Background: Helicobacter pylori infection in humans is a major risk factor for peptic ulcer, but studies on the relation between H. pylori infection and gastric pathology are limited due to a deficiency of convenient animal models resembling this infection in humans.
Methods: We studied the effects of inoculation of conventional BALB/c mice with CagA and VacA positive (type I) H. pylori or CagA and VacA negative H. pylori (type II) strains on gastric secretion and healing of chronic acetic acid-induced ulcers in mouse stomachs. The ulcer area, gastric blood flow, plasma interleukin (IL)-1beta and IL-12, as well as plasma gastrin and gastric luminal somatostatin were determined. Gastric mucosal biopsy samples were also taken for assessment of the presence of viable H. pylori using a rapid urease test, H. pylori-culture and the RT-PCR analysis of the signal for H. pylori CagA.
Results: Gastric acid and pepsin secretion was reduced by over 50% immediately after H. pylori inoculation and accompanied by a significant increment in plasma gastrin and fall in gastric luminal somatostatin content observed over all test days, particularly in mice infected with type I H. pylori. The area of ulcers in vehicle-treated controls decreased significantly starting from day 2 after ulcer induction and then continued to decline for a further 14 days to heal almost completely after 28 days. In contrast, the ulcers were present until day 28 in all mice infected with type I or type II H. pylori strains, being significantly larger, especially with type I H. pylori infection. The gastric blood flow at the ulcer margin and ulcer crater in vehicle-treated mice gradually increased with decreasing ulcer size, after 14 and 28 days reaching a value which was not significantly different from that in vehicle-administered mice. In contrast, the gastric blood flow in type I H. pylori and, to a lesser extent, in type II H. pylori infected mice was significantly lower than in vehicle controls, both at the margin and at the crater of ulcers at all tested days. Histological changes such as oedema or congestion of surface epithelium were found after 7 days whereas mucosal inflammatory infiltration appeared after 14 days with a further increase after 28 days, especially in type I H. pylori and to a lesser extent in type II H. pylori infected mice. Plasma IL-1beta and IL-12 were significantly elevated at all tested days of ulcer healing and their increments were significantly higher in type I than in type II H. pylori infection.

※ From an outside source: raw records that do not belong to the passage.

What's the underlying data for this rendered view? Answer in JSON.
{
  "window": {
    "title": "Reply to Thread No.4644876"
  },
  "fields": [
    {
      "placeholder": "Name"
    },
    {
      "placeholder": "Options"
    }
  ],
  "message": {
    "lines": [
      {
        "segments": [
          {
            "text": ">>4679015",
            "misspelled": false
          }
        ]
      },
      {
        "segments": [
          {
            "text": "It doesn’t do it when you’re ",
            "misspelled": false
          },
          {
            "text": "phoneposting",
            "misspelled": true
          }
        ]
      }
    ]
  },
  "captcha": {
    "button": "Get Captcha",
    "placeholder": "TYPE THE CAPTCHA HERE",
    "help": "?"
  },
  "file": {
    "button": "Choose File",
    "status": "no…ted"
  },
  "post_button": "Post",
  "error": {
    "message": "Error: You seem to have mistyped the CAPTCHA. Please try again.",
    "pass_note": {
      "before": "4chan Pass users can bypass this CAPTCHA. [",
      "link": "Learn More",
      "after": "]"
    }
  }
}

Conclusions: Conventional mice with gastric ulcers can be successfully infected by both toxigenic and nontoxigenic H. pylori strains, and this infection causes an immediate suppression of gastric secretion and markedly delays the healing of ulcers due to the fall in mucosal microcirculation in the ulcer region, cytokine release and an impairment in the gastrin-somatostatin link that appears to be independent of gastritis and more pronounced with infection of toxigenic than nontoxigenic strains.